JetBrains Compose Multiplatform Reaches Beta

A few months after its announcement as an alpha version, JetBrains Compose Multiplatform has reached beta, which includes many improvements and stabilizes its APIs as a step towards the 1.0 release.

Inspired by Google Jetpack Compose declarative UI framework, Compose Multiplatform aims to extend its approach to multiple platforms. It includes Compose for Desktop and Compose for Web and leverages Kotlin Multiplatform to support a number of different platforms. In particular, Compose Desktop uses Google’s Skia library to draw UI widgets on Windows, macOS, and Linux. This provides a unified experience across all supported OSes at the expense of each platform native look and feel.

Given its strict relationship with Kotlin and Jetpack Compose, the main appeal of Compose Multiplatform seems to be with Android developers who might need to support the Web and the Desktop in addition to mobile.

One important change in JetBrains beta is it now refers directly to Google Compose artifacts on the Android platform instead of publishing its own versions. This prevents conflicts such as class duplication and improves compatibility.

Most improvements to Compose Multiplatform beta belongs to its desktop version, including improved rendering to extend hardware compatibility, a new mouse pointer API, and accessibility support on macOS.

The software renderer is now used as a fallback renderer in case of issues with the graphics hardware available on the target system. For example, if the rendering system encounters issues with DirectX, it can revert to using OpenGL, and if that also fails, to the software renderer. JetBrains has also improved the performance of the software renderer and added support for non-rectangular views.

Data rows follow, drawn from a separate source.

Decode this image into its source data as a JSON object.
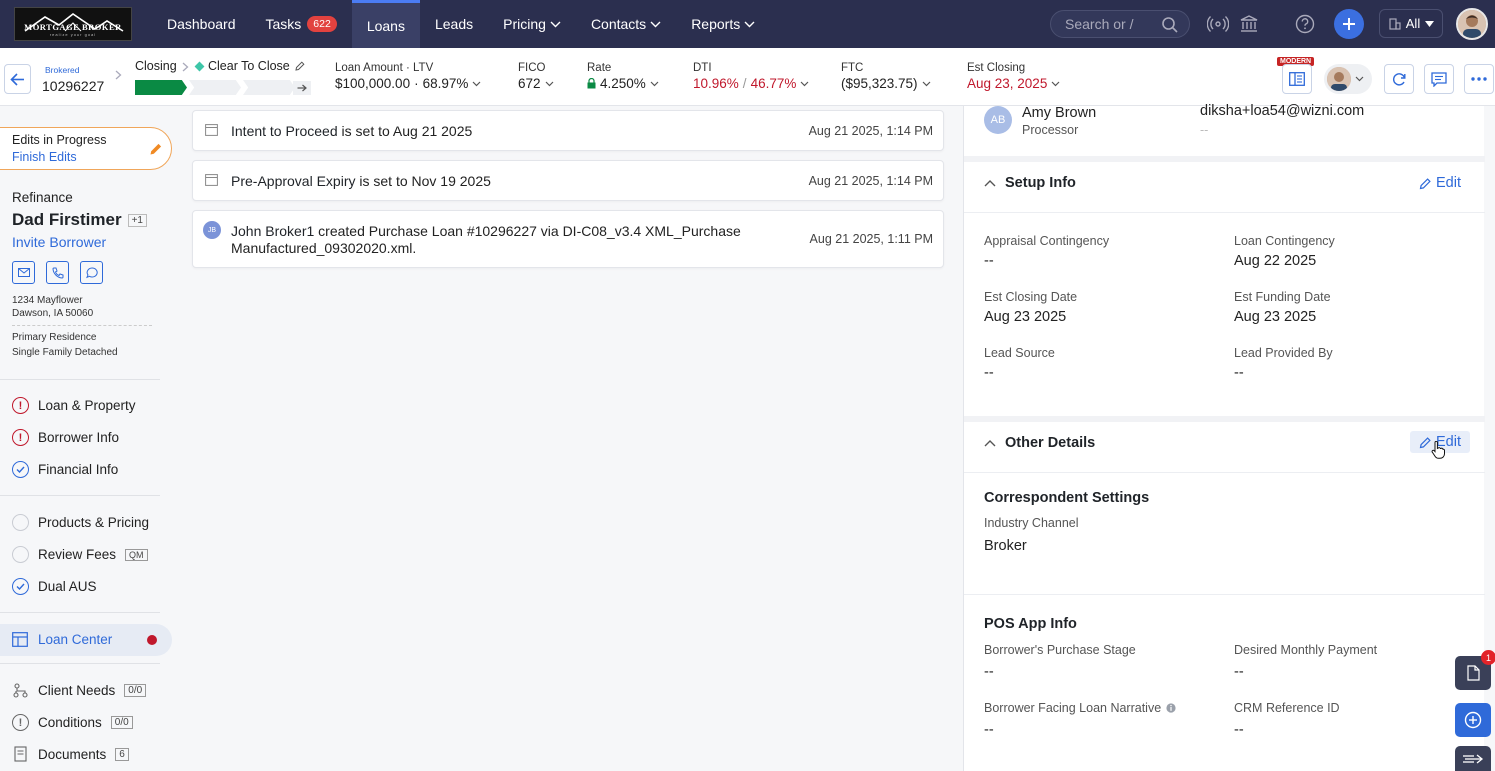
{
  "nav": {
    "logo_title": "MORTGAGE BROKER",
    "logo_tagline": "realize your goal",
    "items": [
      {
        "label": "Dashboard"
      },
      {
        "label": "Tasks",
        "badge": "622"
      },
      {
        "label": "Loans"
      },
      {
        "label": "Leads"
      },
      {
        "label": "Pricing"
      },
      {
        "label": "Contacts"
      },
      {
        "label": "Reports"
      }
    ],
    "search_placeholder": "Search or /",
    "scope_label": "All"
  },
  "loan_header": {
    "channel": "Brokered",
    "loan_number": "10296227",
    "stage": "Closing",
    "status": "Clear To Close",
    "metrics": {
      "loan_amount_label": "Loan Amount",
      "ltv_label": "LTV",
      "loan_amount": "$100,000.00",
      "ltv": "68.97%",
      "fico_label": "FICO",
      "fico": "672",
      "rate_label": "Rate",
      "rate": "4.250%",
      "dti_label": "DTI",
      "dti_front": "10.96%",
      "dti_back": "46.77%",
      "ftc_label": "FTC",
      "ftc": "($95,323.75)",
      "est_closing_label": "Est Closing",
      "est_closing": "Aug 23, 2025"
    },
    "view_badge": "MODERN"
  },
  "sidebar": {
    "edits_title": "Edits in Progress",
    "edits_link": "Finish Edits",
    "loan_purpose": "Refinance",
    "borrower_name": "Dad Firstimer",
    "co_borrower_count": "+1",
    "invite_label": "Invite Borrower",
    "address_line1": "1234 Mayflower",
    "address_line2": "Dawson, IA 50060",
    "occupancy": "Primary Residence",
    "property_type": "Single Family Detached",
    "group1": [
      {
        "label": "Loan & Property"
      },
      {
        "label": "Borrower Info"
      },
      {
        "label": "Financial Info"
      }
    ],
    "group2": [
      {
        "label": "Products & Pricing"
      },
      {
        "label": "Review Fees",
        "tag": "QM"
      },
      {
        "label": "Dual AUS"
      }
    ],
    "loan_center": "Loan Center",
    "group3": [
      {
        "label": "Client Needs",
        "count": "0/0"
      },
      {
        "label": "Conditions",
        "count": "0/0"
      },
      {
        "label": "Documents",
        "count": "6"
      }
    ]
  },
  "activity": [
    {
      "subject": "Intent to Proceed",
      "text": " is set to Aug 21 2025",
      "time": "Aug 21 2025, 1:14 PM"
    },
    {
      "subject": "Pre-Approval Expiry",
      "text": " is set to Nov 19 2025",
      "time": "Aug 21 2025, 1:14 PM"
    },
    {
      "initials": "JB",
      "subject": "John Broker1",
      "text": " created Purchase Loan #10296227 via DI-C08_v3.4 XML_Purchase",
      "text2": "Manufactured_09302020.xml.",
      "time": "Aug 21 2025, 1:11 PM"
    }
  ],
  "right_panel": {
    "contact": {
      "initials": "AB",
      "name": "Amy Brown",
      "role": "Processor",
      "email": "diksha+loa54@wizni.com",
      "phone": "--"
    },
    "setup": {
      "title": "Setup Info",
      "edit": "Edit",
      "fields": [
        {
          "label": "Appraisal Contingency",
          "value": "--"
        },
        {
          "label": "Loan Contingency",
          "value": "Aug 22 2025"
        },
        {
          "label": "Est Closing Date",
          "value": "Aug 23 2025"
        },
        {
          "label": "Est Funding Date",
          "value": "Aug 23 2025"
        },
        {
          "label": "Lead Source",
          "value": "--"
        },
        {
          "label": "Lead Provided By",
          "value": "--"
        }
      ]
    },
    "other": {
      "title": "Other Details",
      "edit": "Edit",
      "correspondent_title": "Correspondent Settings",
      "industry_channel_label": "Industry Channel",
      "industry_channel": "Broker",
      "pos_title": "POS App Info",
      "fields": [
        {
          "label": "Borrower's Purchase Stage",
          "value": "--"
        },
        {
          "label": "Desired Monthly Payment",
          "value": "--"
        },
        {
          "label": "Borrower Facing Loan Narrative",
          "value": "--"
        },
        {
          "label": "CRM Reference ID",
          "value": "--"
        }
      ]
    }
  },
  "floating": {
    "notification_count": "1"
  },
  "colors": {
    "nav_bg": "#2b2f4f",
    "accent": "#2f6ad9",
    "alert": "#c0182c",
    "progress": "#0a8a44"
  }
}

The new mouse pointer API has been extended with new events that enable hoverables. This means you can now access the hover state of a composable in a portable way.

Accessibility support for macOS brings the possibility of using VoiceOver for low-vision and blind users and is the first step to make Compose Multiplatform accessible on all OSes, including Windows.

As a last note about new features in the beta, the Web target of Compose Multiplaform now supports SVG graphics. This makes it possible to define and embed vector images into apps using the @Composable API.

To prepare for the 1.0 release, JetBrains has annotated all the APIs that have not received enough feedback or could foreseeably change as experimental. All the APIs that are not experimental may be considered mostly stable, says JetBrains.

At the moment, it is not clear yet if and when JetBrains will support iOS as a target for Compose Multiplatform. It is worth mentioning, though, an independent project aimed to bring Jetpack Compose to the iOS platform, which is still in the experimental stage. In spite of its name being Multiplatform-Compose, it should be not confused with JetBrains Compose Multiplatofrm.

To start with Compose Multiplatform, you can refer to JetBrains tutorials for the desktop and the Web. Another useful reference is the official example app showcase.